_INSTRUCTIONS FOR THE TASK:_ Below is a set of records; restate each one word for word.

── RECORD EXCERPTS ──

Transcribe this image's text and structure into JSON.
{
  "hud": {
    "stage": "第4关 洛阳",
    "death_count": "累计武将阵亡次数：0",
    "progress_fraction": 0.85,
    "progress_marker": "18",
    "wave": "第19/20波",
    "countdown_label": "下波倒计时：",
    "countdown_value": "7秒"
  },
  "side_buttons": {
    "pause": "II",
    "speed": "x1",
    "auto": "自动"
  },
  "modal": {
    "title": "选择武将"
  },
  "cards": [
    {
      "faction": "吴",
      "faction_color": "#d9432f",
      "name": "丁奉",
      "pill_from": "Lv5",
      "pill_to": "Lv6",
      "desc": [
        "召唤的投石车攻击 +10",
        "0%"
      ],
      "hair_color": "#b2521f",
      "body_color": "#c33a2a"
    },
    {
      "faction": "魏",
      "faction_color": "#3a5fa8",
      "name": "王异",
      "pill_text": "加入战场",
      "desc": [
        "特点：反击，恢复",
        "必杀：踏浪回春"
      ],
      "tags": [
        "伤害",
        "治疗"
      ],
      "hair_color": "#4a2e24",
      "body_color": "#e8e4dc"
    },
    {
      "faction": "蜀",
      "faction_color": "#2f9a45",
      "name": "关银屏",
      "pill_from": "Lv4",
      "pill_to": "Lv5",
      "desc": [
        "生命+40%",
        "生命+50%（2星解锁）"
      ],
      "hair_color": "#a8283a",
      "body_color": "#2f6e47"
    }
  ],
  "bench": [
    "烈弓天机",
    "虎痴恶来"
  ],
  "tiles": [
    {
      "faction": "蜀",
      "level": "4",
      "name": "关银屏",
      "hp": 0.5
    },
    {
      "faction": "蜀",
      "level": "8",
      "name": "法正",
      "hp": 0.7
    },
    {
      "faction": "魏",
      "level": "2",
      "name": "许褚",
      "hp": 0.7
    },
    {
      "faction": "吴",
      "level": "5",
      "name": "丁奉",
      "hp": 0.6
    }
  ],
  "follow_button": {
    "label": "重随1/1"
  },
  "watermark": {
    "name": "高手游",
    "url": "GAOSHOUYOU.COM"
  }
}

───

_YOUR RESPONSE:_
Transcribe this image's text and structure into JSON.
{
  "hud": {
    "stage": "第4关 洛阳",
    "death_count": "累计武将阵亡次数：0",
    "progress_fraction": 0.85,
    "progress_marker": "18",
    "wave": "第19/20波",
    "countdown_label": "下波倒计时：",
    "countdown_value": "7秒"
  },
  "side_buttons": {
    "pause": "II",
    "speed": "x1",
    "auto": "自动"
  },
  "modal": {
    "title": "选择武将"
  },
  "cards": [
    {
      "faction": "吴",
      "faction_color": "#d9432f",
      "name": "丁奉",
      "pill_from": "Lv5",
      "pill_to": "Lv6",
      "desc": [
        "召唤的投石车攻击 +10",
        "0%"
      ],
      "hair_color": "#b2521f",
      "body_color": "#c33a2a"
    },
    {
      "faction": "魏",
      "faction_color": "#3a5fa8",
      "name": "王异",
      "pill_text": "加入战场",
      "desc": [
        "特点：反击，恢复",
        "必杀：踏浪回春"
      ],
      "tags": [
        "伤害",
        "治疗"
      ],
      "hair_color": "#4a2e24",
      "body_color": "#e8e4dc"
    },
    {
      "faction": "蜀",
      "faction_color": "#2f9a45",
      "name": "关银屏",
      "pill_from": "Lv4",
      "pill_to": "Lv5",
      "desc": [
        "生命+40%",
        "生命+50%（2星解锁）"
      ],
      "hair_color": "#a8283a",
      "body_color": "#2f6e47"
    }
  ],
  "bench": [
    "烈弓天机",
    "虎痴恶来"
  ],
  "tiles": [
    {
      "faction": "蜀",
      "level": "4",
      "name": "关银屏",
      "hp": 0.5
    },
    {
      "faction": "蜀",
      "level": "8",
      "name": "法正",
      "hp": 0.7
    },
    {
      "faction": "魏",
      "level": "2",
      "name": "许褚",
      "hp": 0.7
    },
    {
      "faction": "吴",
      "level": "5",
      "name": "丁奉",
      "hp": 0.6
    }
  ],
  "follow_button": {
    "label": "重随1/1"
  },
  "watermark": {
    "name": "高手游",
    "url": "GAOSHOUYOU.COM"
  }
}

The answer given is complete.